But now an Australian company has developed an Eco-friendly solution that could play a very big role in reducing the industry’s carbon footprint.
While coal power plants are the world’s biggest producers of carbon dioxide, cement companies aren’t far behind.
Cement, or the concrete it forms, is one of the most consumed materials on the planet.
And over the next decade, global production is expected to double as construction increases in developing countries.
But an Eco-friendly cement, produced in this small factory in the Australian city of Melbourne, could hold the key to slashing those CO2 emissions significantly.
Peter Dixon is from Zeobond Cement. He explains that every tonne of cement produces a tonne of CO2 and that 2.5 billion tonnes of cement are made every year. The cement they produce however reduces that level by about 80%.
Unlike regular concrete, the chemical reactions that form this polymer-based alternative called E-crete, don’t require the burning of limestone, which is responsible for sixty per cent of the carbon
emissions from cement manufacture.
E-crete is made from the Ash waste left over from power stations. It’s mixed with slag – a waste product from the making of iron and steel – and a special chemical activator.
You can license this story through AP Archive: http://www.aparchive.com/metadata/youtube/c59146fdc9b1e8f3ba94d423c3f89e0a

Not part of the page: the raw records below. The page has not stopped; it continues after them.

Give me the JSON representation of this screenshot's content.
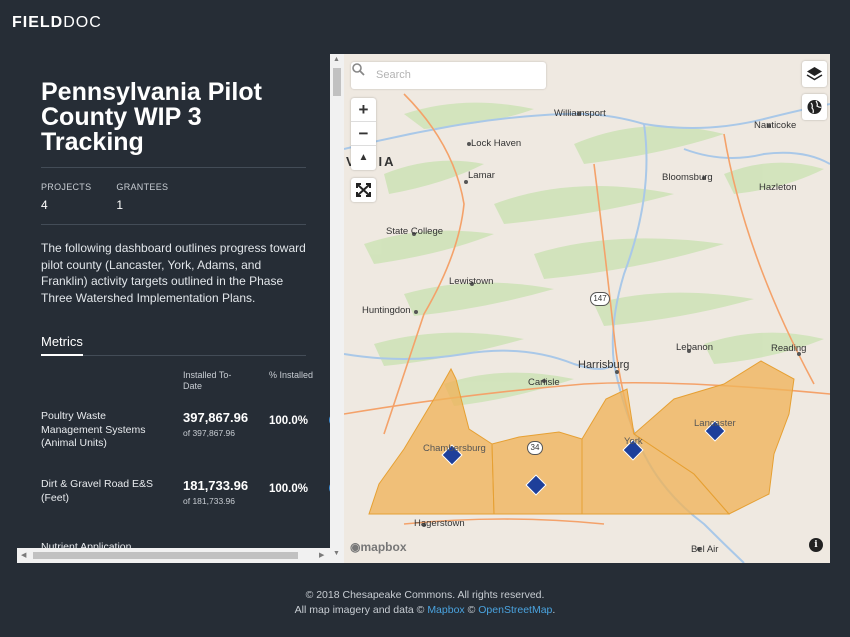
{
  "brand": {
    "bold": "FIELD",
    "thin": "DOC"
  },
  "dashboard": {
    "title": "Pennsylvania Pilot County WIP 3 Tracking",
    "stats": [
      {
        "label": "PROJECTS",
        "value": "4"
      },
      {
        "label": "GRANTEES",
        "value": "1"
      }
    ],
    "description": "The following dashboard outlines progress toward pilot county (Lancaster, York, Adams, and Franklin) activity targets outlined in the Phase Three Watershed Implementation Plans.",
    "metrics_tab": "Metrics",
    "col_installed": "Installed To-Date",
    "col_percent": "% Installed",
    "metrics": [
      {
        "name": "Poultry Waste Management Systems (Animal Units)",
        "value": "397,867.96",
        "target": "of 397,867.96",
        "percent": "100.0%"
      },
      {
        "name": "Dirt & Gravel Road E&S (Feet)",
        "value": "181,733.96",
        "target": "of 181,733.96",
        "percent": "100.0%"
      }
    ],
    "partial_metric": "Nutrient Application"
  },
  "map": {
    "search_placeholder": "Search",
    "zoom_in": "+",
    "zoom_out": "−",
    "compass": "▲",
    "state_label": "VANIA",
    "places": [
      "Williamsport",
      "Lock Haven",
      "Nanticoke",
      "Lamar",
      "Bloomsburg",
      "Hazleton",
      "State College",
      "Lewistown",
      "Huntingdon",
      "Harrisburg",
      "Lebanon",
      "Reading",
      "Carlisle",
      "Chambersburg",
      "York",
      "Lancaster",
      "Hagerstown",
      "Bel Air"
    ],
    "road_label": "147",
    "county_label": "34",
    "attribution_logo": "mapbox",
    "info": "i",
    "colors": {
      "county_fill": "#f0b45a",
      "marker": "#1e3f9a",
      "land": "#efe9e1"
    }
  },
  "footer": {
    "copyright": "© 2018 Chesapeake Commons. All rights reserved.",
    "imagery_prefix": "All map imagery and data ©",
    "mapbox_link": "Mapbox",
    "sep": "©",
    "osm_link": "OpenStreetMap",
    "suffix": "."
  }
}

Find out more about AP Archive: http://www.aparchive.com/HowWeWork